Let’s admit, we are a generation full of why’s. We ask ourselves and others a ton of questions every day: Why me? Why am I like this? Why can’t I do that? Why is the world terrible? Why are kids still hungry? Why are people still suffering?
But why WYA? Simple. WYA is one of the mediums to personally answer these questions constructively.
World Youth Alliance or WYA is composed of young men and women from around the world, ages 10 to 30, who seek to promote the dignity of the person and make a difference in this world. This organization was started by a young woman herself when she was just 21 years old. Now, we’ve grown as an international organization, with six regional offices around the world. Our headquarters is located in New York City, and shares the office with the WYA North America (WYANA) region.
One of WYANA’s annual activities is the International Summer Camp (ISC) open to young people from all over the world between the ages from 13 to 18. It is usually held for one week in mid-July, in the United States.
At 19 years old, I was accepted to the ISC 2017 as a junior counselor. We were a total of 22 delegates from Lebanon, the Philippines, Mexico, United States, Lithuania, Ethiopia, Nepal, and Canada, with 20 campers and 2 junior counselors.
As a junior counselor, my task was to assist the counselors with activities and at the same time join the campers in their training. Missing school for quite a long time was a leap of faith for me. Let me share with you know some of my camp stories and those I met at the camp and how they changed my perception of the world.
The venue of the summer camp this year was in Warner, New Hampshire, a first time outside the WYA Headquarters in Manhattan, New York. I first met Ryan, a camp counselor, and he introduced me to the rest of the counselors and campers. There I also met Alex, a 16-year-old camper all the way from Vietnam. I was amazed by her wit and the way she talked to me about Vietnam’s politics and current situations she wants to change. I realized that at a really young age, she is already looking for ways to understand more the rights of her fellow Vietnamese people through WYA. I also met Luca from Lithuania, who had already volunteered for a TED event at 16. There was also Christina who is a triathlete and runs marathons that benefit children with disabilities.
These were just some of the “teenagers” I initially met at camp, but all of us had different stories to tell and cultures to share. I admired so much that young as they are, they already want to make a positive impact on this world.

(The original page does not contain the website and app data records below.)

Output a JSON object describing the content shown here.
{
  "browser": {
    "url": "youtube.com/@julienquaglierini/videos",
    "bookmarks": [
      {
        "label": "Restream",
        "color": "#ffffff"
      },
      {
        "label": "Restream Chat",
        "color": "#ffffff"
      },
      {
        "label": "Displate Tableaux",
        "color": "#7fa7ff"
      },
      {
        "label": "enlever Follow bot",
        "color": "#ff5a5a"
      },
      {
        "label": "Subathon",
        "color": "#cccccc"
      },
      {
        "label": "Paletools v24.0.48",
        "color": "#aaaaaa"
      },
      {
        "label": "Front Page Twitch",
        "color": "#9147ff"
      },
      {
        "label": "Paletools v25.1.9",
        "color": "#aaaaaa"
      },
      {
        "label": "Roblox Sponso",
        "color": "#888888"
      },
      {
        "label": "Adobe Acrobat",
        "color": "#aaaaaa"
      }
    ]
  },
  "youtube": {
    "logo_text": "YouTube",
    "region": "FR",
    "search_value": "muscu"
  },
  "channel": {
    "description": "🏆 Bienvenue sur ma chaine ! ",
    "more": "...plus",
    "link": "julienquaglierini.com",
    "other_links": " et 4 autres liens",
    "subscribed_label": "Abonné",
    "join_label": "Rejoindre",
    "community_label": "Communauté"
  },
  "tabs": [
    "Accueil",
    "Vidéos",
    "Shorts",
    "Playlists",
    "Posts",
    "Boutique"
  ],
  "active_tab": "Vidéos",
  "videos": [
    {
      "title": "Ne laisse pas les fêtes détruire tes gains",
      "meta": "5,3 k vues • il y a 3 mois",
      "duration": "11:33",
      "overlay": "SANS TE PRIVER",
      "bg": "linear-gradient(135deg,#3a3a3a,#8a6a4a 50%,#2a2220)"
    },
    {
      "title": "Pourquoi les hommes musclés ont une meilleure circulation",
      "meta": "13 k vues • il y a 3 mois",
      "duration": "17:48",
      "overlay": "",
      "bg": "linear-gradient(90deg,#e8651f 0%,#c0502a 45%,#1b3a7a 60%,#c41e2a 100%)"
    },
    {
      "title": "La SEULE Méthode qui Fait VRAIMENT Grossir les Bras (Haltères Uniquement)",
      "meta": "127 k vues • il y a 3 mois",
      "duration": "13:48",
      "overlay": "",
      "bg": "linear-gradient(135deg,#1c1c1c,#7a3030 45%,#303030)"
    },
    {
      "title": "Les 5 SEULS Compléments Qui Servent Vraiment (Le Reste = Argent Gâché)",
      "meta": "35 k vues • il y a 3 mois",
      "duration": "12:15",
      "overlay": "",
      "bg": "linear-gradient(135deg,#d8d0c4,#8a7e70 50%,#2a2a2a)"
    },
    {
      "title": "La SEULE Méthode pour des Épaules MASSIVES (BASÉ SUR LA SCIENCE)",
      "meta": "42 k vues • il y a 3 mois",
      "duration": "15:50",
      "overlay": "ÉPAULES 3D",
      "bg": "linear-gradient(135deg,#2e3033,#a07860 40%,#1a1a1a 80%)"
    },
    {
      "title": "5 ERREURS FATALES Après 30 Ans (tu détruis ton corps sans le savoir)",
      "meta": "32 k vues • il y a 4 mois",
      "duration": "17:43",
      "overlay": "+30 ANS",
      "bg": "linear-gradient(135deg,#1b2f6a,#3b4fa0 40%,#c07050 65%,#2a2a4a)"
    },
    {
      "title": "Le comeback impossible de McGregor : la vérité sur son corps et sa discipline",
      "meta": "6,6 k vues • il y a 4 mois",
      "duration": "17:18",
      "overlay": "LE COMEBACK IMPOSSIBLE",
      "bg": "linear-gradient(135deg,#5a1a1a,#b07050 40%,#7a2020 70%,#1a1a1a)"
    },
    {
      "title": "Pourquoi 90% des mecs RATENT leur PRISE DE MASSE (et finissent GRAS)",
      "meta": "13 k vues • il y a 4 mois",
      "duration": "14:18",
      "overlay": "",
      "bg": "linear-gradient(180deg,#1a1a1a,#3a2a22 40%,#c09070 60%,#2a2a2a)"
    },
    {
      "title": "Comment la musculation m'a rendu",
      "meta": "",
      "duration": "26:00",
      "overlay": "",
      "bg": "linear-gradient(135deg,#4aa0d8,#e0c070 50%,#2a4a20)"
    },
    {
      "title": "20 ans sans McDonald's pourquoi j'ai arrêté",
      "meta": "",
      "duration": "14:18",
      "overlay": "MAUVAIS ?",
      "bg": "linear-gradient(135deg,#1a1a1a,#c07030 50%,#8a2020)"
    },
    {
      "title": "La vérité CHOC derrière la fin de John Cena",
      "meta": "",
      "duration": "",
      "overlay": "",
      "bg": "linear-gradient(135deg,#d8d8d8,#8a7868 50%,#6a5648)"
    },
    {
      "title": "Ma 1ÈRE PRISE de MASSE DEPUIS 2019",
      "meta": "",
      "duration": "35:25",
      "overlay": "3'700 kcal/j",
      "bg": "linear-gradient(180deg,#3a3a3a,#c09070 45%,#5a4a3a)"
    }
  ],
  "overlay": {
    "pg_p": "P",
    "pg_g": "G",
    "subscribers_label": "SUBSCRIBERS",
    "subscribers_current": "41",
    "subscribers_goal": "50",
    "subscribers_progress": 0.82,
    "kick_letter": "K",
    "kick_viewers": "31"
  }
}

Meeting new friends was just one aspect, perhaps the start, of the ISC. A huge part of the camp was learning more about human dignity and different advocacies, through lectures, and of course, fun games. We even did a hike! But what made me fully understand the reason I chose to participate in that camp was our lecture about culture and arts and how we can use it to make statements that will imprint a positive impact our audience.
I am an Architecture student and I truly love my course, but I think what I was initially missing was the real “why” if I decided to take it. Saying that I took architecture for the simply because I know how to draw is not really a reason but more of a skill. The purpose is something defined by a that you set for yourself, which could be through the intervention of Someone high above.
But in WYA I also found my answer. I found that the key to how I practice my passion so well is to use it to make a movement that will entice people to achieve a greater good.
This adventure was absolutely one for the books, and I plan to continue the Certified Training Program. I fell more in love with the world we live in, and this experience set me off to use my passion for truth.
Opportunities like this are difficult to let go and looking back, I still am in awe at how a struggling student like me was able to join something like this. But together with the support of family and friends, and believing in myself, it was really all worth the risk. And now I am paying it forward.
Written by Vimaluz Amairah Macabanti, a WYA member from the Philippines.